━━━━━ Study material
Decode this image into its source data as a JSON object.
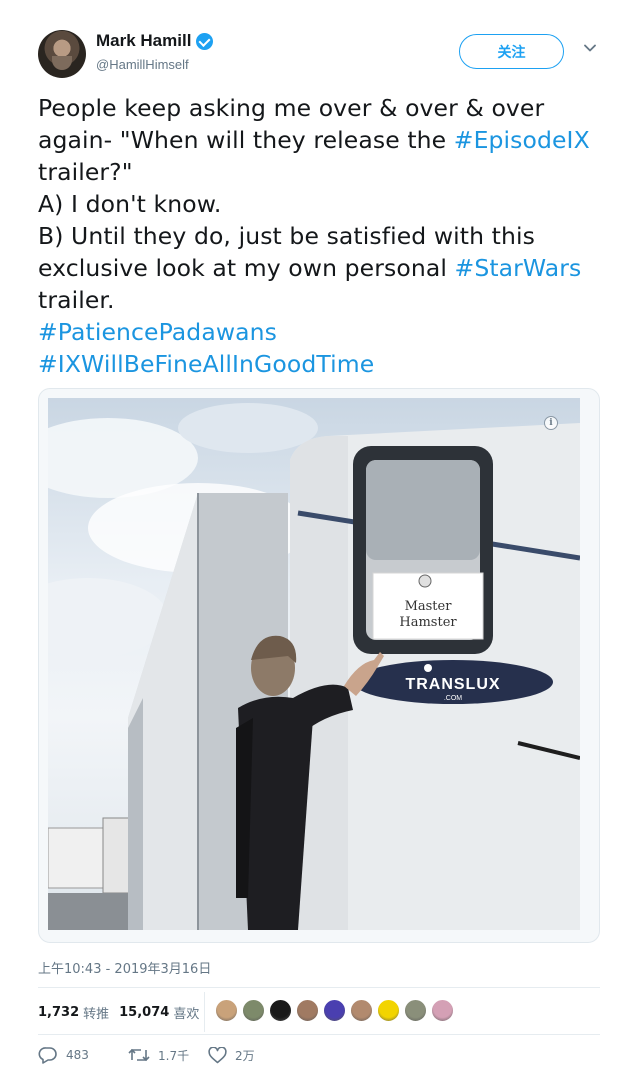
{
  "user": {
    "display_name": "Mark Hamill",
    "handle": "@HamillHimself",
    "verified": true,
    "avatar": "avatar-photo"
  },
  "follow_button": {
    "label": "关注"
  },
  "more_menu": {
    "icon": "chevron-down-icon"
  },
  "tweet": {
    "lines": [
      [
        {
          "t": "People keep asking me over & over & over"
        }
      ],
      [
        {
          "t": "again- \"When will they release the "
        },
        {
          "t": "#EpisodeIX",
          "tag": true
        }
      ],
      [
        {
          "t": "trailer?\""
        }
      ],
      [
        {
          "t": "A) I don't know."
        }
      ],
      [
        {
          "t": "B) Until they do, just be satisfied with this"
        }
      ],
      [
        {
          "t": "exclusive look at my own personal "
        },
        {
          "t": "#StarWars",
          "tag": true
        }
      ],
      [
        {
          "t": "trailer."
        }
      ],
      [
        {
          "t": "#PatiencePadawans",
          "tag": true
        }
      ],
      [
        {
          "t": "#IXWillBeFineAllInGoodTime",
          "tag": true
        }
      ]
    ]
  },
  "media": {
    "photo_sign_line1": "Master",
    "photo_sign_line2": "Hamster",
    "photo_logo_text": "TRANSLUX",
    "photo_logo_sub": ".COM",
    "info_icon": "i"
  },
  "timestamp": "上午10:43 - 2019年3月16日",
  "stats": {
    "retweets": "1,732",
    "retweets_label": "转推",
    "likes": "15,074",
    "likes_label": "喜欢"
  },
  "likers": [
    "#c9a27a",
    "#7d8a6a",
    "#1a1a1a",
    "#a07a62",
    "#4a3fb0",
    "#b28a6e",
    "#f2d400",
    "#8a8f7a",
    "#d4a0b5"
  ],
  "actions": {
    "replies": "483",
    "retweets": "1.7千",
    "likes": "2万"
  },
  "colors": {
    "accent": "#1da1f2",
    "link": "#1b95e0",
    "muted": "#657786"
  }
}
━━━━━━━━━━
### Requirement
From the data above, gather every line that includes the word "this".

### Reply
Decode this image into its source data as a JSON object.
          "t": "B) Until they do, just be satisfied with this"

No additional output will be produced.